"I was just not doing any work, whatsoever," said Murdock, who just graduated. "I don't want to say I hung with a bad crowd, but I hung with a lot of seniors. They didn't go to class, so I didn't go to class."
The silent years were on the verge of silencing Murdock's potential.
One Sunday at First Baptist Church of College Hill, Hillsborough High assistant coach Charles Roberts approached Troupe about working with Murdock. In addition to counseling students through the Youth Opportunity program, Troupe, a former South Carolina defensive back, works with athletes on speed and conditioning.
He saw the possibilities but needed Murdock to show more than athletic promise.
"There's always potential, but to change something, you have to change the way you think," Troupe said. "You can't keep doing the same thing over and over and expect different results.
"With O.J.'s situation, we thought the best thing was for him to change his environment and get a fresh start."
So Murdock transferred from Hillsborough to Middleton. He also started daily tutoring at Youth Opportunity's Audrey Spotford Center at Lake Avenue and 29th Street in east Tampa. Troupe and fellow counselors Romey Battle and Mike Brown rallied around Troupe, becoming a sort of "Team O.J."
When a tearful Murdock announced he was going to South Carolina during a February ceremony at Middleton, it was one of the center's proudest moments.
But it wasn't the only one.
A map of the United States in the Spotford Center is covered with push pins, each one representing one of the students Youth Opportunity has helped get into college. The pins represent not only athletes but all kinds of kids who just needed guidance.
The program helps more than 400 community children annually. Services include tutoring, computer training, occupational skills, job placement, college preparation courses and financial assistance for those headed for college.
Its biggest offering, however, is hope.

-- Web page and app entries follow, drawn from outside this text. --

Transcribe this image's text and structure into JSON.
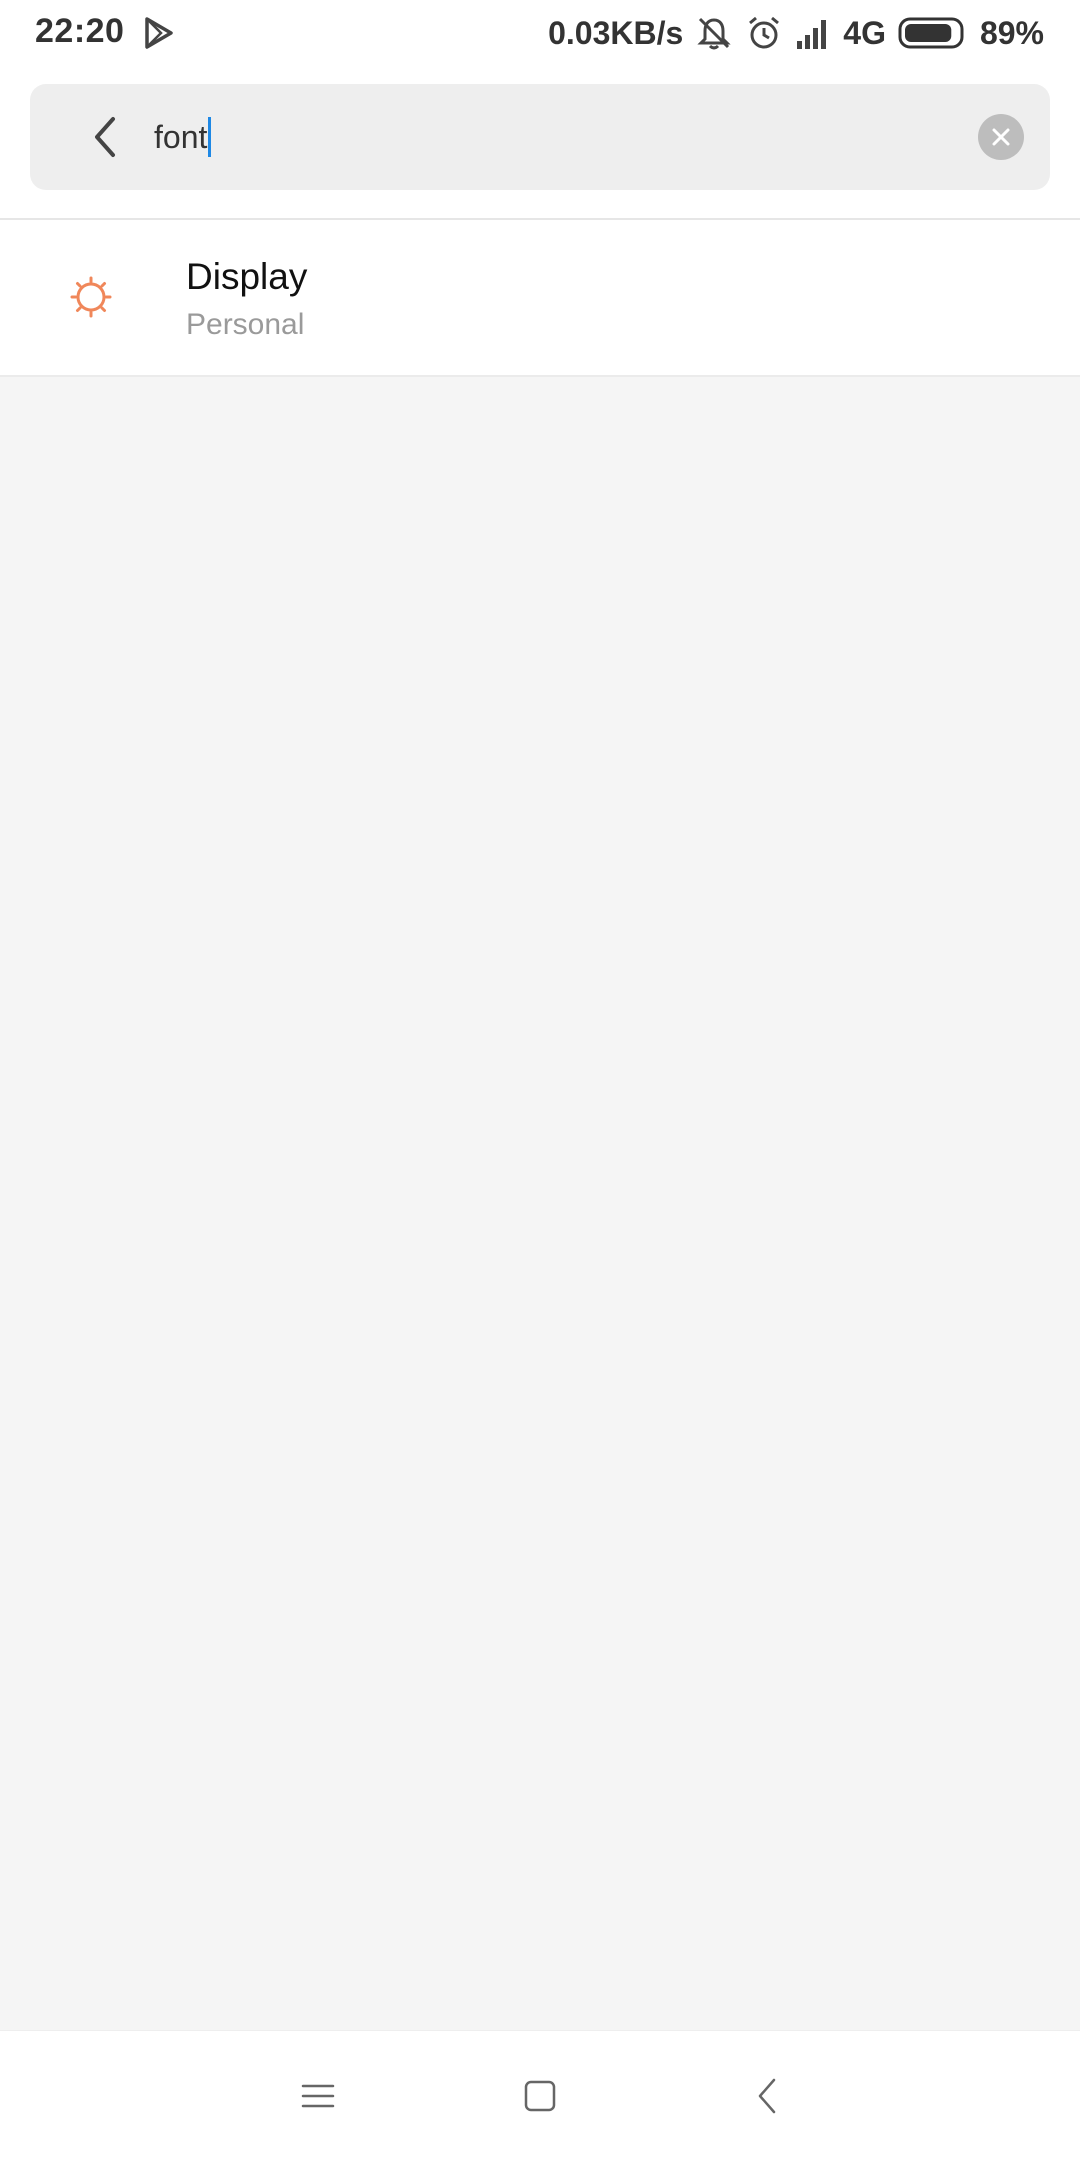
{
  "status_bar": {
    "time": "22:20",
    "network_speed": "0.03KB/s",
    "network_type": "4G",
    "battery_percent": "89%",
    "battery_level": 0.89,
    "icons": [
      "play-store-icon",
      "mute-icon",
      "alarm-icon",
      "signal-icon",
      "battery-icon"
    ]
  },
  "search": {
    "query": "font"
  },
  "results": [
    {
      "title": "Display",
      "subtitle": "Personal",
      "icon": "brightness-icon",
      "icon_color": "#f0875a"
    }
  ],
  "colors": {
    "accent": "#1e88e5",
    "icon_orange": "#f0875a",
    "background": "#f5f5f5"
  }
}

"It's helping the community because we're building relationships," Troupe said. "And you can't just build a relationship with the child, you have to build a relationship with everybody who is important to that child, especially the parents."
Ask Troupe about the silent years, and he will tell you that everybody has to go through the fire. Murdock didn't get burned thanks to "Team O.J.," and plenty of other kids are willing to credit Youth Opportunity.
Yet for every success story, there are others who didn't endure the silent years. Kids with just as many athletic gifts or just as much academic prowess are lounging on street corners instead of learning in schools. Troupe and Battle say that with more resources, they might be able to help more students.
As Murdock hopefully rises as a football star, I wonder if the NCAA will ever consider lending a hand to the Youth Opportunity Movement. As he emerges as a proud graduate of Middleton, I wonder if the school district is interested in partnering with the program.
Most of all, as I spot kids on street corners whose futures don't appear as bright, I wonder if they could have survived the silent years and become the next Murdock - with a little help.
That's all I'm saying.
--Ernest Hooper can be reached at 813 226-3406 or Hooper@sptimes.com